Note: this post is about my first-ever Dirty Kanza 200 experience on June 4, 2016.
Part IX – Finish Line
new team member
Did I say something about being +1 at Checkpoint Three? I lied. We were actually +2 with the addition of Kristin.
We made the deal after she led us back into Madison. It made perfect sense. She was riding alone and could use some company. Gregg and I were minus a working GPS. I don’t know that it was said in so many words, but it meant no one left behind.
It was now total darkness, but we had Kristin to guide us.
“In approximately .2 miles you will turn left onto the unmaintained roadway,” she’d tell us with her soothing southern lilt. Her voice far better than the British woman who speaks to me in my car. Kristin if you ever need a new job I bet Garmin would hire you.
She was absolutely brilliant. A positive light leading us to the finish line.
What’s the second thing your GPS (sometimes) does after telling you which way to turn? It tells you to turn back around because it got confused – right? We all know it happens. Another reason Tim told me to not use the GPX tracks. Next time…

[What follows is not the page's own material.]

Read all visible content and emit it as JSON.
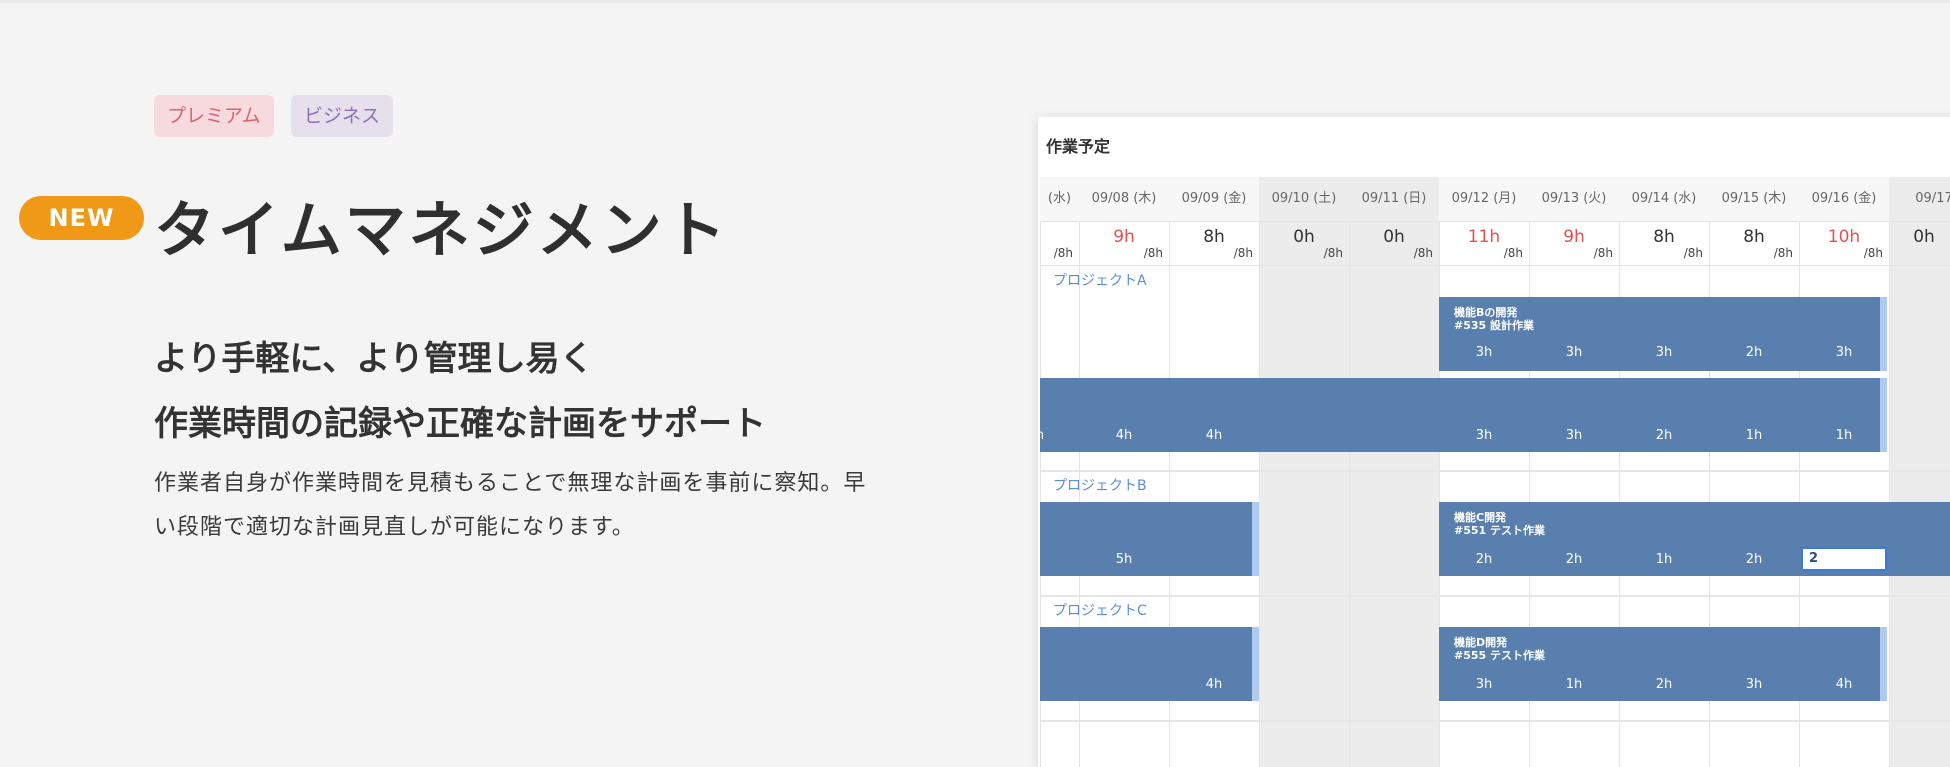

On one such turnaround, I got sloppy and fell over. Gravel aggravated old hip injury now inflamed with pain and swelling.
Don’t worry about it, get up and continue on, the voice inside my head told me.
Now and then we’d stop and let Gregg catch up. At the turns. I didn’t count, maybe four or five times. In truth we didn’t have to wait very long. Long enough for a good drink or to rifle through the frame bag to replace a battery unit on the headlight. But it was dark, the field had thinned and the roads twisted.
“You guys don’t have to wait on me!” he would say. He didn’t want to be the one that prevented us from getting a finishers glass. I’d been keeping an eye on the times and distance.
“We got this,” would be the reply.
As the riders passed, they’d ask questions, wondering which way to turn, trying to figure out who knew what, following the competent ones.
“Do you guys know where you’re going?” one pair asked.
“We’re going to Emporia,” I told them in a cheerful voice. “Where are you guys headed?”
The old man, holding a lantern and clanging a cowbell like crazy. It’s zero dark thirty, riders trickling by and he’s still out there.
As we propped each other up with words of encouragement.
Dig deep. Good work. Almost there. We got this.
A few miles from Emporia I remembered the railroad tracks. That every 17 minutes a train passes through. That there is a barricade. That under no circumstances does a rider cross one.
It was then I noticed what I thought was a blinky rider taillight were actually lights on a barricade. The train was stopped and its last car was blocking the crossing. Then slooowly it crept away and the guards lifted. We’re moving again.
The last couple of miles went quickly. Weaving our way through campus and onto Commercial Street I knew we were in time.
And they waited for us, cowbells still a-clanging and cheering like it meant something, which of course it did.
When it came time to cross, I waved Kristin ahead.
“No, let’s cross together,” she said.
We were nearly the last across, but in this race, finishing is all that really matters.